Quarter-Final #1 saw karate fighter and film star Ron Van Clief taking on two-time tournament winner Royce Gracie. Van Clief was 51 years old at the time of this fight, making him the oldest fighter in UFC history.
As was his custom, Gracie took the fight to the ground immediately. Van Clief looked powerless as the Brazilian slowly worked into position so he could apply a rear naked choke for the submission win.
Quarter-Final #2 saw a creator of his own style of fighting and the man who would later become known as Random Task in the Austin Powers films Joe Son going up against karate fighter Keith Hackney.
This was one of the most infamous fights in UFC history. After Son took the fight to the ground and applied a front face lock Hackney countered, if you could call it that, with several rights to the groin, gaining the submission moments later with a handful of trunks in his right hand and his left hand over Son’s throat. Definitely not a fight for the squeamish.
Quarter-Final #3 saw the-then WBF Intercontinental Heavyweight boxing champion Melton Bowen facing ninjitsu policeman and UFC 3 winner Steve Jennum. It’s interesting to note that Bowen was wearing the style of glove that would become a vital component in the development of MMA over the years.
The longest fight of the round saw Jennum taking the action to the ground. A few moments later Bowen managed to get to his feet, only to be taken straight back down again.
From there Jennum went to work with the ground and pound, and as both fighters began to tire Jennum applied an arm bar for the submission win.
Quarter-Final #4 saw muay thai boxer Anthony Macias taking on wrestling star and future legend Dan Severn.
Being the hometown favourite didn’t help Macias at all. Severn took him down at will and threw him around with a couple of back suplexes. Macias looked a beaten man before Severn applied a rear naked choke for the submission win.
Semi-Final #1 saw Gracie facing Hackney.
A lengthy feeling out period saw Hackney holding off Gracie for a few moments until the inevitable happened and Gracie pulled guard. He then wrapped Hackney up with a body lock before eventually getting the win with an arm bar.
Semi-Final #2 saw Severn going up against karate fighter Marcus Bossett, who replaced the injured Steve Jennum.

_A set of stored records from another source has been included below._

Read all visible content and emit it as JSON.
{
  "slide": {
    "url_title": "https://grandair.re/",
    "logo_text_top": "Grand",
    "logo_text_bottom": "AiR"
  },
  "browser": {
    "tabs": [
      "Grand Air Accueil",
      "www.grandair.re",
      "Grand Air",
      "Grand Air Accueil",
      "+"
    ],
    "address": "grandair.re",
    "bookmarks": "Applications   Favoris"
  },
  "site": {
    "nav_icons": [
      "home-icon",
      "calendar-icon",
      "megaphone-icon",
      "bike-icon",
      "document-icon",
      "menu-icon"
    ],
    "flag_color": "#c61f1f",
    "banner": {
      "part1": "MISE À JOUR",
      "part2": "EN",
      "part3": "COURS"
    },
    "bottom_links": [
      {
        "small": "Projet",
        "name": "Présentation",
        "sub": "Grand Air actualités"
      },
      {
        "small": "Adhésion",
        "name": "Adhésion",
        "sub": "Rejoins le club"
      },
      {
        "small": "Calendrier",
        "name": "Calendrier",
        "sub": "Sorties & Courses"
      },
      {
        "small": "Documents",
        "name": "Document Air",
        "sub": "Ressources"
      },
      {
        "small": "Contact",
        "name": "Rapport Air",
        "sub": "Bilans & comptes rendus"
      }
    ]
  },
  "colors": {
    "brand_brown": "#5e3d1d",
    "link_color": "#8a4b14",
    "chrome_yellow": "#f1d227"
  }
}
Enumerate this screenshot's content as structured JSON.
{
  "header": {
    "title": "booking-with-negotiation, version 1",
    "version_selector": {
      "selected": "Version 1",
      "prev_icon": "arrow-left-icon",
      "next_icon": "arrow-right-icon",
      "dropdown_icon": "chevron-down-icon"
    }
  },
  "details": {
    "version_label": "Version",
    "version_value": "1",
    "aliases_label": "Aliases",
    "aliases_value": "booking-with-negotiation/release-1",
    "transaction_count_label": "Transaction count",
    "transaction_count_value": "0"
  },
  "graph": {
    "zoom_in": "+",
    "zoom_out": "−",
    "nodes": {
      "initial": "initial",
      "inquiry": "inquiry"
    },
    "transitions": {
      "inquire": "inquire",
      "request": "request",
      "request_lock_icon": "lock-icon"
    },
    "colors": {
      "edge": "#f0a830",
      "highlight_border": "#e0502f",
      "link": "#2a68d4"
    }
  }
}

The blink and you’ll miss it affair of the evening. Bossett connected with a kick to the mid-section, but Severn caught the follow-up and took him down. A head and arm choke later and Severn had the submission in just under a minute.
What was originally described as an exhibition fight was next as jiu-jitsu fighter Jason Fairn faced kickboxer Guy Mezger, with a spot in the UFC 5 tournament up for grabs.
Fairn showboated at the beginning, and got off a few good shots before Mezger took control with a take down, with Fairn’s corner throwing in the towel as Mezger took the mount and went to work with the ground and pound.
The Final followed, Royce Gracie against Dan Severn.
Despite what the commentators would have you believe this was a very good fight. Severn did a good job of neutralizing Gracie on the ground, but despite his best efforts he just couldn’t get the job done.
Gracie’s defensive work was top notch, and after fifteen minutes he managed to apply a triangle choke. With fatigue taking over Severn had no choice but to tap out, giving Gracie his third tournament win.
In conclusion – it’s been a while since I’ve taken a look back at the UFC’s early history, and UFC 4 proved to be a very good show, with outstanding performances from Severn and Gracie, with both men putting on a very enjoyable final.
So once again an early UFC show gets my thumbs up. If this review makes you want to seek out a copy for yourself just be prepared to wince a little when you see the Hackney/Son fight.